At A Glance
Industry Nine is known for producing high-quality wheelsets for all types of off-road biking. Their straight-pull aluminium spokes and rapid engaging hubs have set them apart from the crowd and delivered a performance that few can match. The Torch hub has been a benchmark in hub and freewheel technology for some time, with its rapid 3-degree engagement and durable parts. For 2019 we see Industry Nine go one further and release their Hydra hub, which now has an incredible 0.52-degree engagement.Buy Wheels on
The Hydra hub replaces the Torch as their top performance hub and uses 6 Pawls on a 115 tooth ring to create the tiny angle of engagement. They've changed to leaf springs under these pawls, and each of them engages separately from each other. This means that they don't all 'click' at the same time, but with the inherent flex in the system, they will all support the load and engage together to support the force going through the system. This is achievable by having so many teeth on the drive ring, so a small amount of flex will allow the next pawl to engage.
For this test, we have these Hydra hubs built into Industry Nines Enduro 305 rims and strung together with their unique straight-pull spokes. This puts their hard-hitting do-it-all alloy rim onto the fastest engaging hub you can find to produce a high-performance wheelset. Weighing in at 1870g they represent an impressive weight for an enduro ready wheelset with not a fibre of carbon involved.
Options include a myriad of colour choices including rims hubs spokes and valves, which can be calibrated online. Hub widths include non-boost, boost and Superboost, which is gradually creeping into some new bikes. Freehubs are available for SRAM and Shimano including Microspline.
The 2-year warranty is standard but doesn't include crash damage, and the cost of these fine hoops is $1355.00
On The Trail
I was blown away when I first tried the Torch hub and had to reassess what I expected from the lowly freehub. This essentially ruined freehubs for me and I now find hubs with any sort of dead spot unpleasant at best and infuriating at worst. The question in my mind was whether Industry Nine could improve upon what was already a great hub.
The Hydra moves the bar higher with its frankly ridiculous 690 points of engagement to create a tiny 0.52 degree of movement required to engage. Whereas the Torch sounded like an angry robotic wasp sent from the future, the Hydra buzzes so fast it's almost impossible to discern any 'clicks' above two mph. So this increase in engagement is all very good, but what difference does it make on the trail?
In use, the hub feels exceptionally fast and with zero discernable lag before power is transferred through the system. It's as close to being on a fixie as you can get but without the drawbacks when you stop pedalling but is it substantially better than a 3-degree engagement? It is noticeable certainly, although perhaps not life-changing. My ride experience was still great, but I would still be happy and able to sleep at night with a slightly slower engaging hub.

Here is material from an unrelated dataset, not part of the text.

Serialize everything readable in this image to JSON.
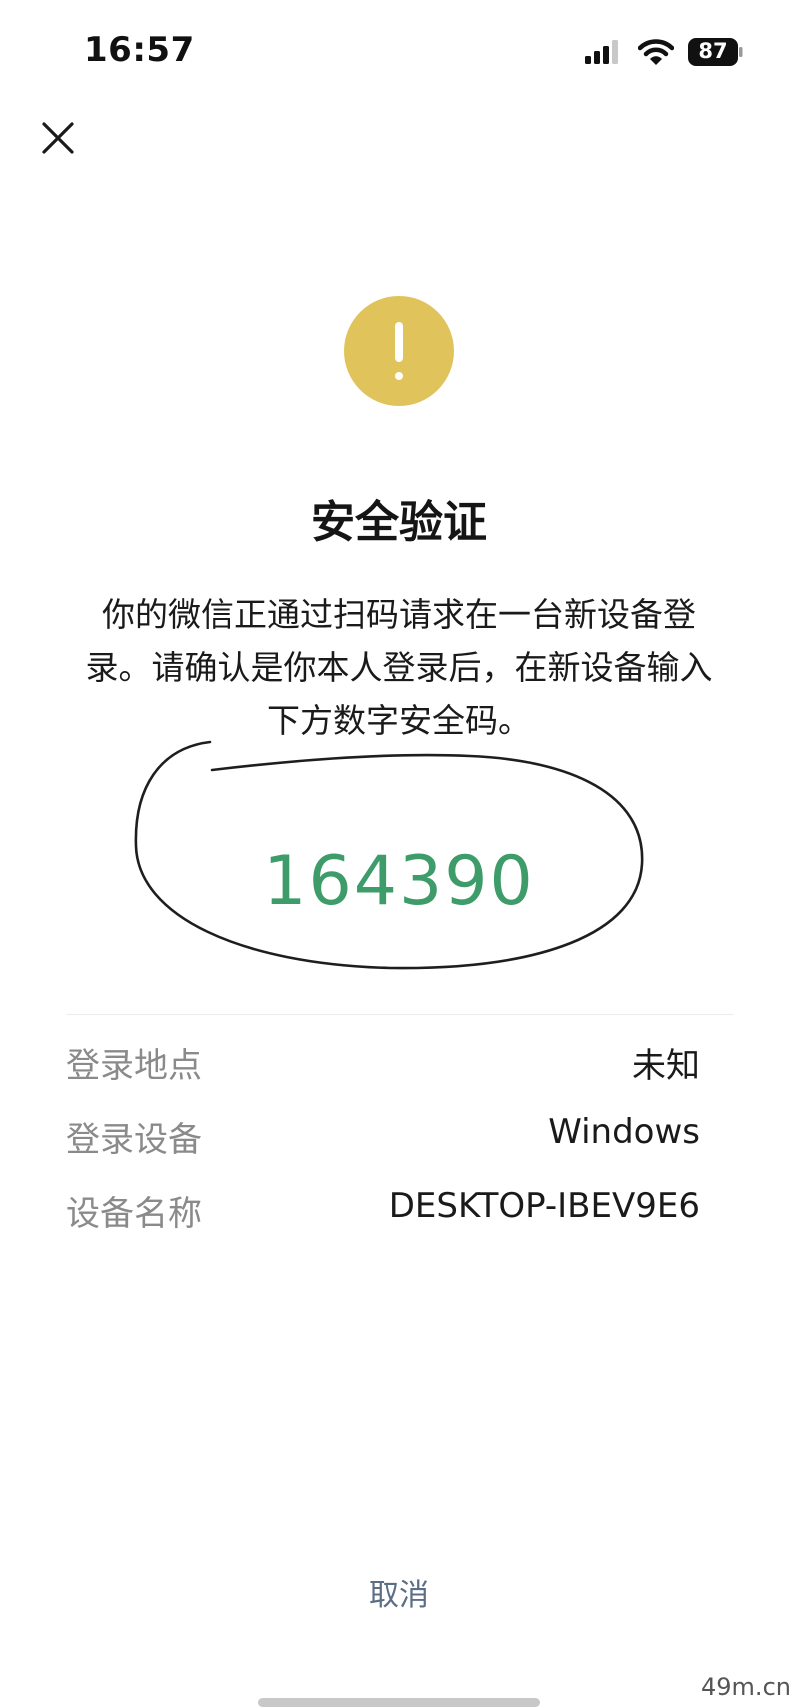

In the rim department, the 305 represents everything about a modern alloy hoop. A 30.5mm internal width gives tyres a good profile and tubeless set up was effortless. Previously I have used their Trail 270 rim, which was a little narrow and suffered on rocky trails with a few dings occurring during testing. The 305, however, is a real all-rounder, capable of shrugging off the worst of impacts while remaining light enough to carry you around with enthusiasm.
Modern trail riding has moved on, and although this may be dubbed an Enduro wheelset, they've suited my all-round riding perfectly. I love having an aluminium rim and the reliability that comes with being able to take dings rather than crack (not that I had any). With a competitive weight too, the advantages of carbon become less clear. Industry Nine does offer a carbon wheeled version but with a price tag to match.
Stiff, direct and precise, the 305 wheelsets has continued to impress, giving a very comfortable ride combined with the confidence to charge into the gnarliest of terrain. As I have found previously, the spokes have needed to be tightened on occasion, and although they look cool, I do still love a classic J-pull spoke for simplicity. Tightening spoke on the trail needs care, as using a poor quality tool on the aluminium spoke can round the edges if not careful.
Exceptional hub performance combined with a reliable alloy rim gives a true all-rounder wheelset of the highest quality capable of taking abuse without sacrificing efficiency. When alloy wheels are this good, the allure of carbon seems to fade pretty quick.
This review was in Issue 62 of IMB.For more information visit Industry Nine
By Ewen TurnerEwen Turner is a self-confessed bike geek from Kendal in the Lake District of England. He runs a coaching and guiding business up there and has a plethora of knowledge about bikes with an analytical approach to testing. His passion for bicycles is infectious, and he’s a ripper on the trails who prefers to fit his working life around his time on the bike.